Coronavirus-related construction shutdowns, restrictions in the US | Government contractors can proactively address risks by reviewing contracts | Send project delay notices now, open communications about coronavirus' impact
March 25, 2020
CONNECT WITH NASBP
Targeted news for surety, construction, and allied professionals
A law firm is offering a list of construction shutdowns in the US that it is updating as the coronavirus pandemic causes disruption in the industry. Last week, Boston put all public and private construction projects on hold and allowed a week for securing sites, and only skeleton crews are allowed onsite for safety purposes for the duration of the suspension.
Federal contractors should be proactive about checking contracts for excusable delay provisions or changes clauses that can offer relief if work is interrupted because of the coronavirus pandemic, three attorneys write. "When an excusable delay occurs, unless the government decides to terminate the contract for its convenience, the contractor will be required to resume contract performance once the cause for the excusable delay has ended or is removed," they write.
Contractors affected by the coronavirus pandemic need to send a delay notice right away to open communications with the contracting party, an attorney writes. Important steps include following any requirements for how the notice must be sent, explaining contractual grounds and outlining the effects on project performance, he writes.
Insurance agents should ensure they are familiar with products' "unique or most used benefits" and educate clients about how those products can meet their needs during the coronavirus outbreak, a sales training expert writes. Blogs, YouTube channels and social media business pages are valuable avenues through which agents can share such information, he writes.
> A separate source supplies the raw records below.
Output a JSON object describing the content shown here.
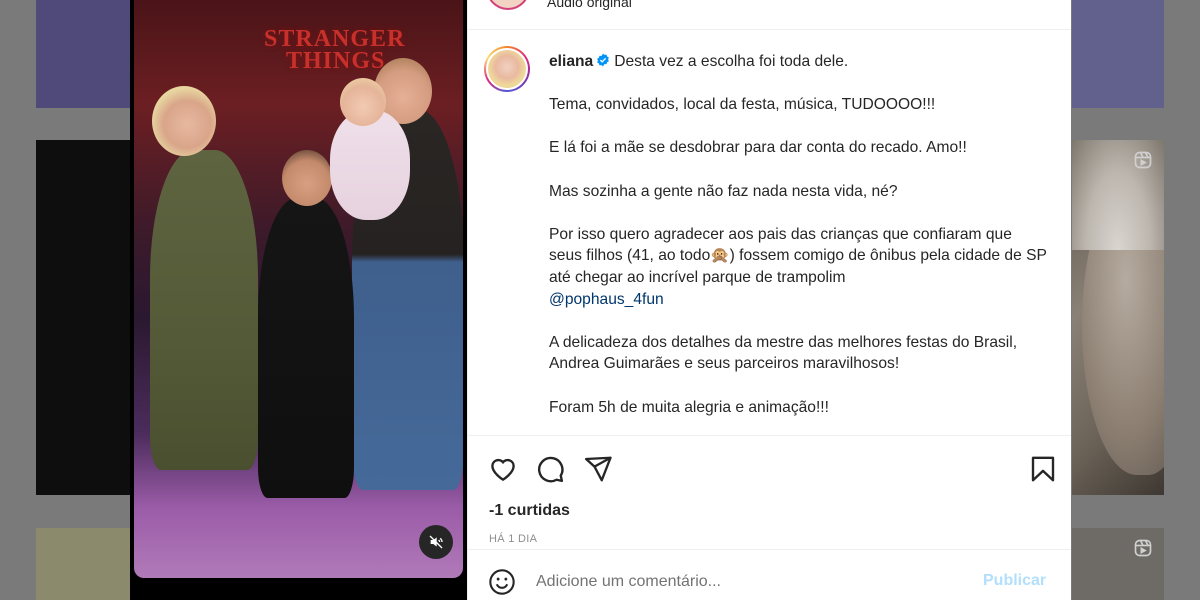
{
  "post": {
    "audio_label": "Áudio original",
    "username": "eliana",
    "caption_first": "Desta vez a escolha foi toda dele.",
    "paragraphs": [
      "Tema, convidados, local da festa, música, TUDOOOO!!!",
      "E lá foi a mãe se desdobrar para dar conta do recado. Amo!!",
      "Mas sozinha a gente não faz nada nesta vida, né?"
    ],
    "thanks_text": "Por isso quero agradecer aos pais das crianças que confiaram que seus filhos (41, ao todo🙊) fossem comigo de ônibus pela cidade de SP até chegar ao incrível parque de trampolim",
    "mention": "@pophaus_4fun",
    "paragraphs_after": [
      "A delicadeza dos detalhes da mestre das melhores festas do Brasil, Andrea Guimarães e seus parceiros maravilhosos!",
      "Foram 5h de muita alegria e animação!!!"
    ],
    "likes_text": "-1 curtidas",
    "date_text": "HÁ 1 DIA",
    "media_sign_line1": "STRANGER",
    "media_sign_line2": "THINGS"
  },
  "comment_box": {
    "placeholder": "Adicione um comentário...",
    "publish_label": "Publicar"
  },
  "icons": {
    "like": "heart-icon",
    "comment": "comment-icon",
    "share": "paper-plane-icon",
    "save": "bookmark-icon",
    "emoji": "smiley-icon",
    "mute": "speaker-muted-icon",
    "reel": "reels-icon",
    "verified": "verified-badge-icon"
  },
  "colors": {
    "verified": "#0095f6",
    "mention": "#00376b",
    "publish_disabled": "#b2dffc",
    "secondary_text": "#8e8e8e"
  }
}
After logging in, NASBP members can access the Producer Communications Toolkit from the NASBP Be Guaranteed to Succeed microsite.
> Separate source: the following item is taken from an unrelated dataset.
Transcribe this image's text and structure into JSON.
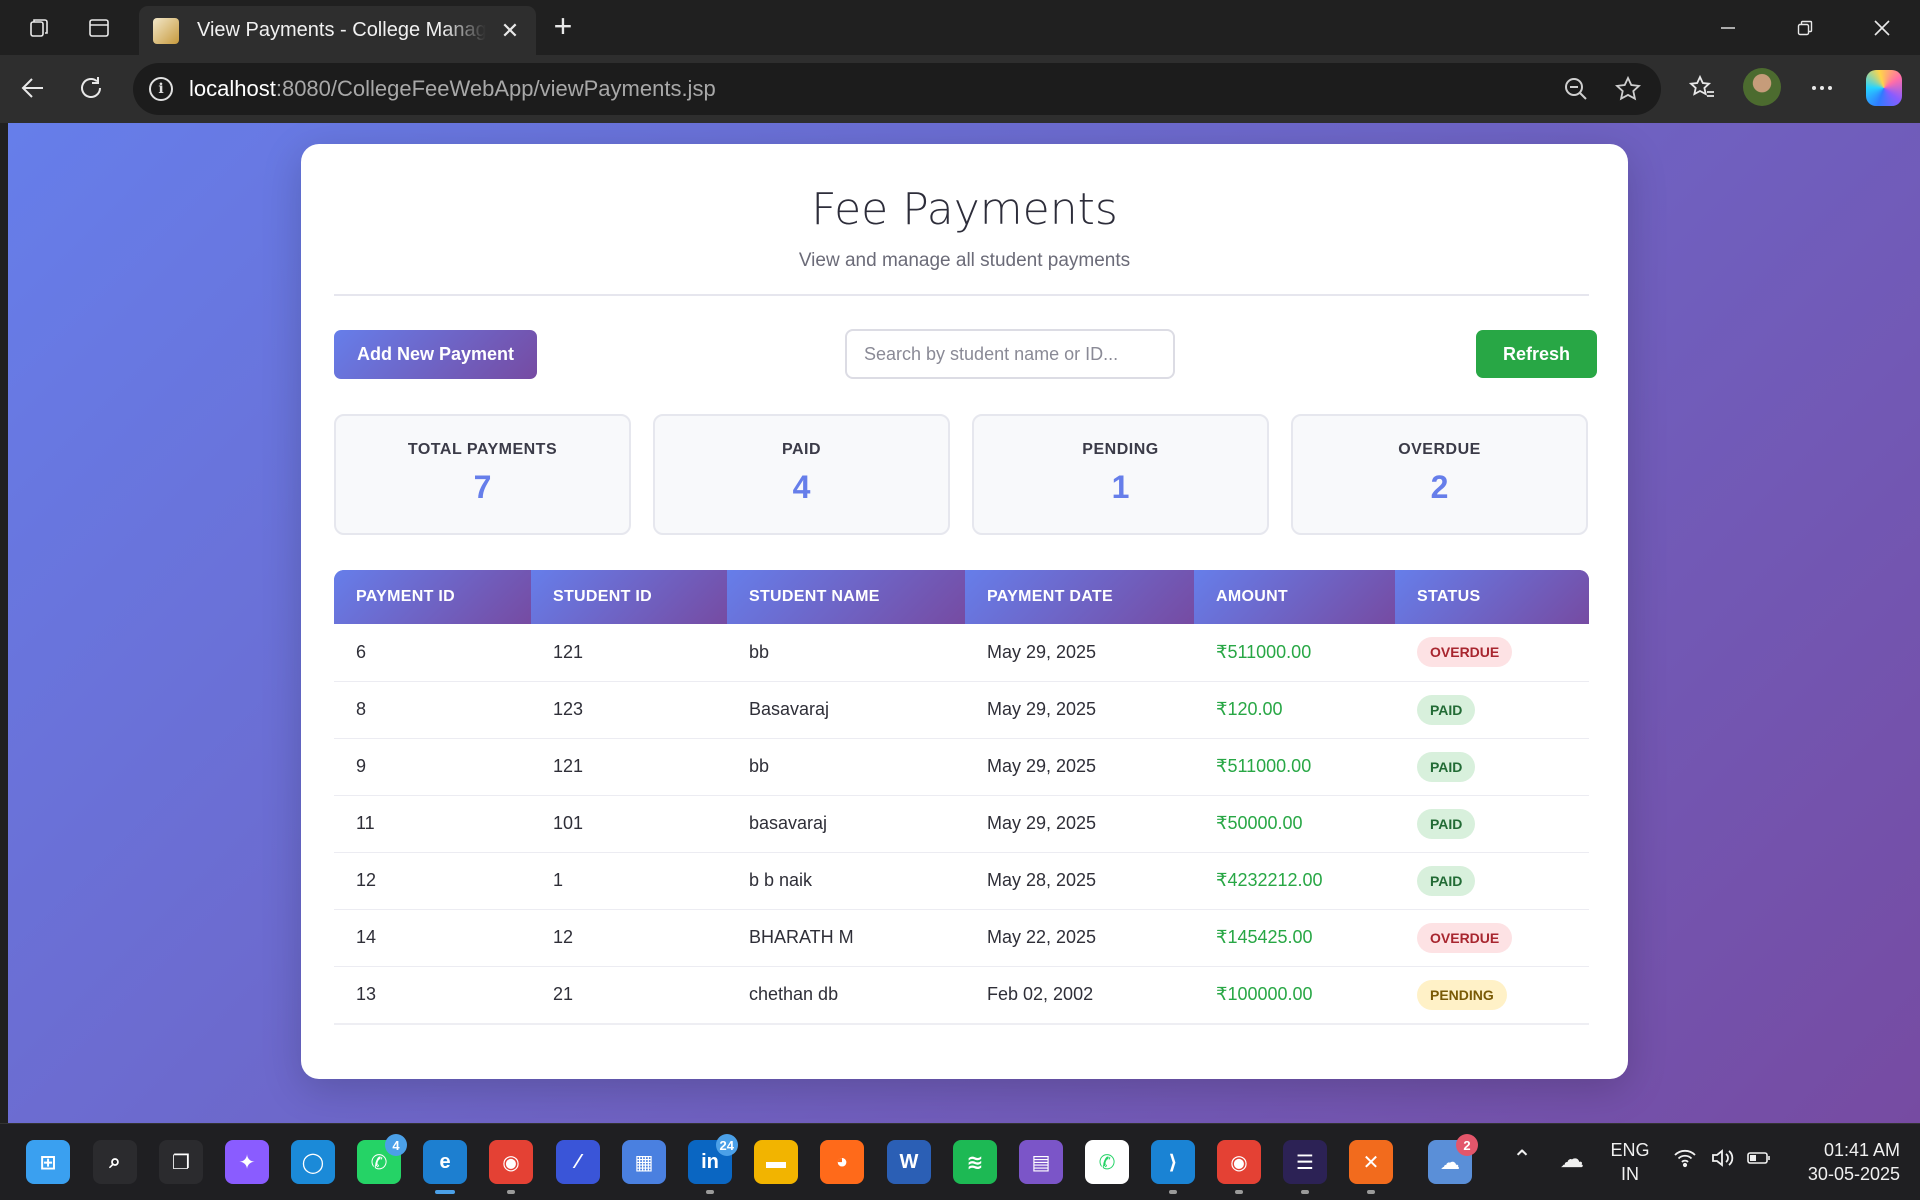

The Families First Coronavirus Response Act includes provisions requiring most small businesses between 25 and 500 employees to provide paid leave under the Family and Medical Leave Act, as well as paid sick leave. Small businesses with fewer than 50 employers can seek an exemption if the law's requirements would threaten business viability.
NASBP Blog: COVID-19 impacts on federal contracts: Confirming acceptability of performance delays
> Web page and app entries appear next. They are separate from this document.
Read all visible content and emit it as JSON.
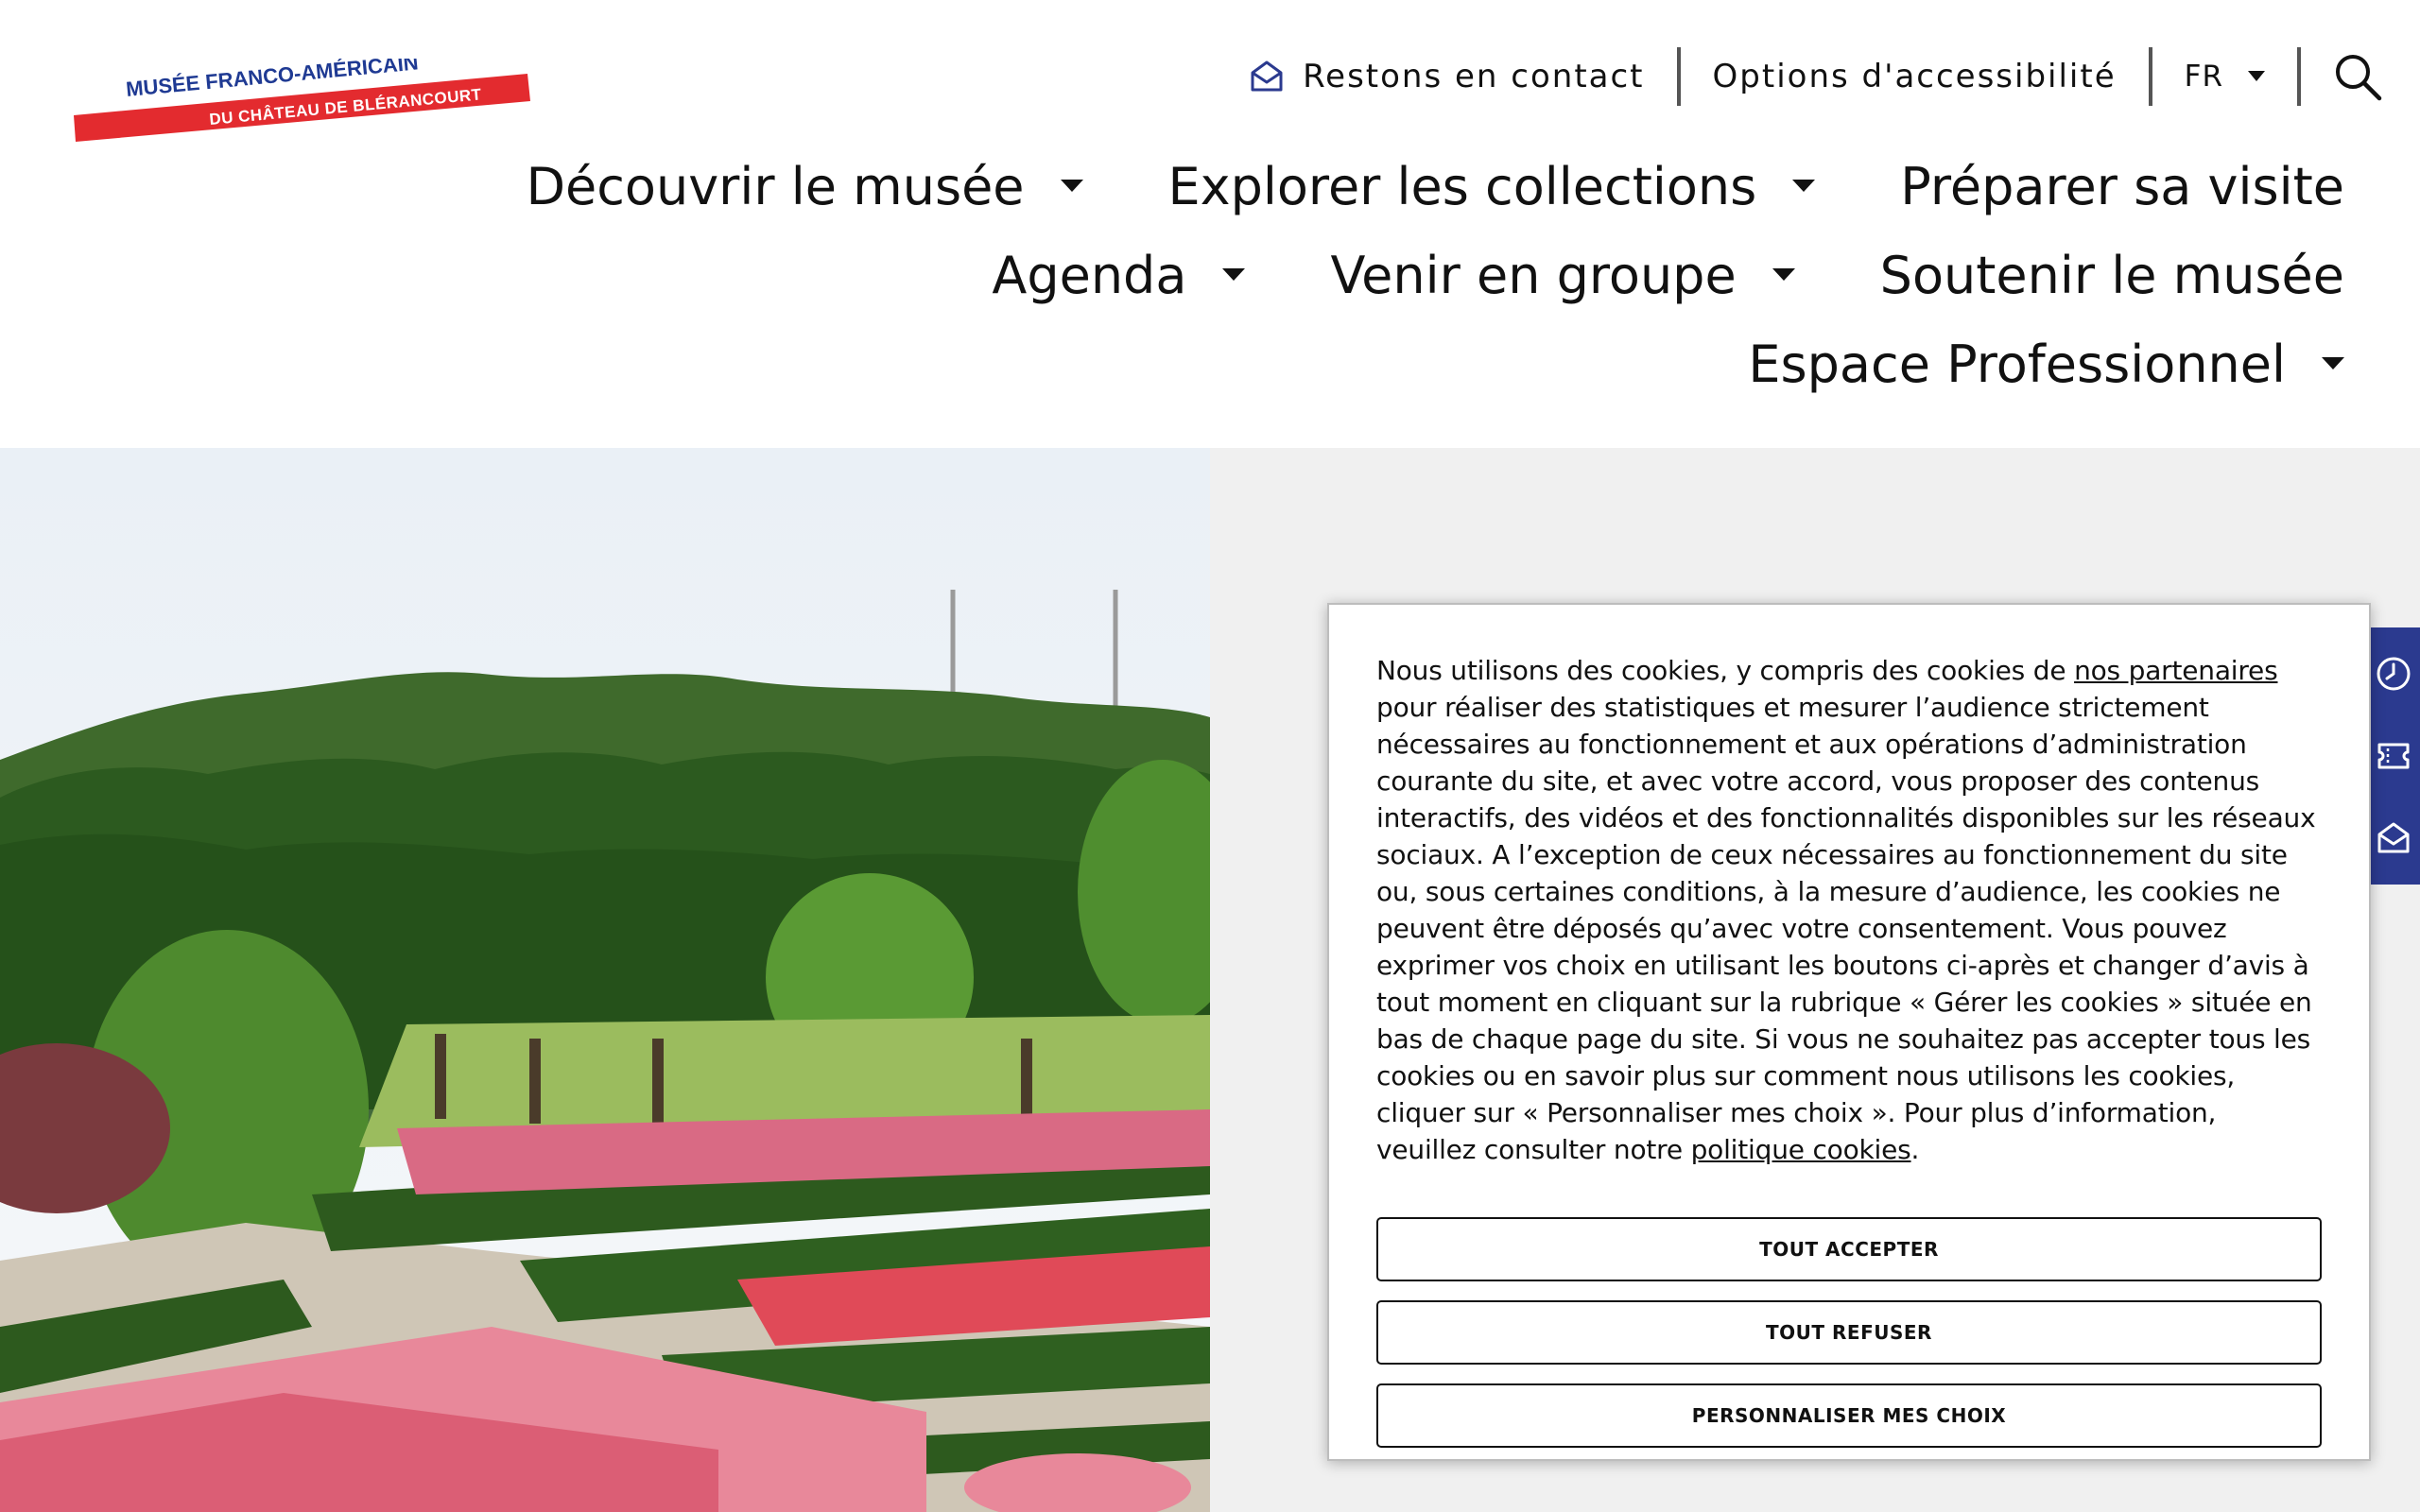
{
  "logo": {
    "line1": "MUSÉE FRANCO-AMÉRICAIN",
    "line2": "DU CHÂTEAU DE BLÉRANCOURT"
  },
  "utility": {
    "contact": "Restons en contact",
    "accessibility": "Options d'accessibilité",
    "language": "FR"
  },
  "nav": {
    "row1": [
      {
        "label": "Découvrir le musée",
        "dropdown": true
      },
      {
        "label": "Explorer les collections",
        "dropdown": true
      },
      {
        "label": "Préparer sa visite",
        "dropdown": false
      }
    ],
    "row2": [
      {
        "label": "Agenda",
        "dropdown": true
      },
      {
        "label": "Venir en groupe",
        "dropdown": true
      },
      {
        "label": "Soutenir le musée",
        "dropdown": false
      }
    ],
    "row3": [
      {
        "label": "Espace Professionnel",
        "dropdown": true
      }
    ]
  },
  "side_tools": [
    "clock-icon",
    "ticket-icon",
    "envelope-icon"
  ],
  "cookie": {
    "text_1": "Nous utilisons des cookies, y compris des cookies de ",
    "link_partners": "nos partenaires",
    "text_2": " pour réaliser des statistiques et mesurer l’audience strictement nécessaires au fonctionnement et aux opérations d’administration courante du site, et avec votre accord, vous proposer des contenus interactifs, des vidéos et des fonctionnalités disponibles sur les réseaux sociaux. A l’exception de ceux nécessaires au fonctionnement du site ou, sous certaines conditions, à la mesure d’audience, les cookies ne peuvent être déposés qu’avec votre consentement. Vous pouvez exprimer vos choix en utilisant les boutons ci-après et changer d’avis à tout moment en cliquant sur la rubrique « Gérer les cookies » située en bas de chaque page du site. Si vous ne souhaitez pas accepter tous les cookies ou en savoir plus sur comment nous utilisons les cookies, cliquer sur « Personnaliser mes choix ». Pour plus d’information, veuillez consulter notre ",
    "link_policy": "politique cookies",
    "text_3": ".",
    "accept": "TOUT ACCEPTER",
    "refuse": "TOUT REFUSER",
    "customize": "PERSONNALISER MES CHOIX"
  },
  "colors": {
    "brand_red": "#e32b2f",
    "brand_blue": "#1f3a93",
    "side_tools_bg": "#2b3a8f",
    "hero_grey": "#f0f0f0"
  }
}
This uncertain situation of the coronavirus pandemic leaves sureties wondering how to verify whether a contractor's delay is acceptable to the government or a risk of loss. David Robbins, partner, Crowell & Moring, and leader in government contracts and False Claims Act practices at his firm, explains what surety industry participants might want to request and prepare the principals to provide. Read more.
April 1 NASBP Virtual Seminar: Force Majeure: Navigating the Impact of the Coronavirus Pandemic on Contract Performance Obligations
Holley, left, and Niesley (NASBP)
Don't miss the NASBP Virtual Seminar presented by attorneys Robert Niesley and Colin Holley of Watt, Tieder, Hoffar & Fitzgerald. Join us at 2 p.m. Eastern on Wednesday, April 1, for "Force Majeure: Navigating the Impact of the Coronavirus Pandemic on Contract Performance Obligations." As the tragic and devastating impacts of the coronavirus (COVID-19) pandemic continue to mount and as the government and private sectors ramp up efforts to address the spread of the disease, we are seeing disruption of construction projects on a massive scale. Niesley and Holley will discuss the doctrine of force majeure, the legal theory, the contractual reality, common law alternatives, and strategies to assert or not assert force majeure as a defense to nonperformance. Register for this stand-alone NASBP Virtual Seminar or register for the NASBP 2020 Virtual Seminar Annual Subscription, the entire set of Virtual Seminars for 2020, and save! This Virtual Seminar is sponsored by Old Republic Surety. Register.
New episode of NASBP "Let's Get Surety" podcast reveals value of social media in surety
The coronavirus pandemic is likely to have increasing effects on all areas of construction and lead to claims and litigation, an attorney says. Among the issues that are likely to arise are timely performance and worker protection, he says.
Celebrate what you've accomplished, but raise the bar a little higher each time you succeed.
Mia Hamm, professional soccer player, Olympic gold medalist March is Women's History Month
Founded in 1942, NASBP is the association of and resource for surety bond producers and allied professionals. NASBP producers specialize in providing surety bonds for construction contracts and other purposes to companies and individuals needing the assurance offered by surety bonds.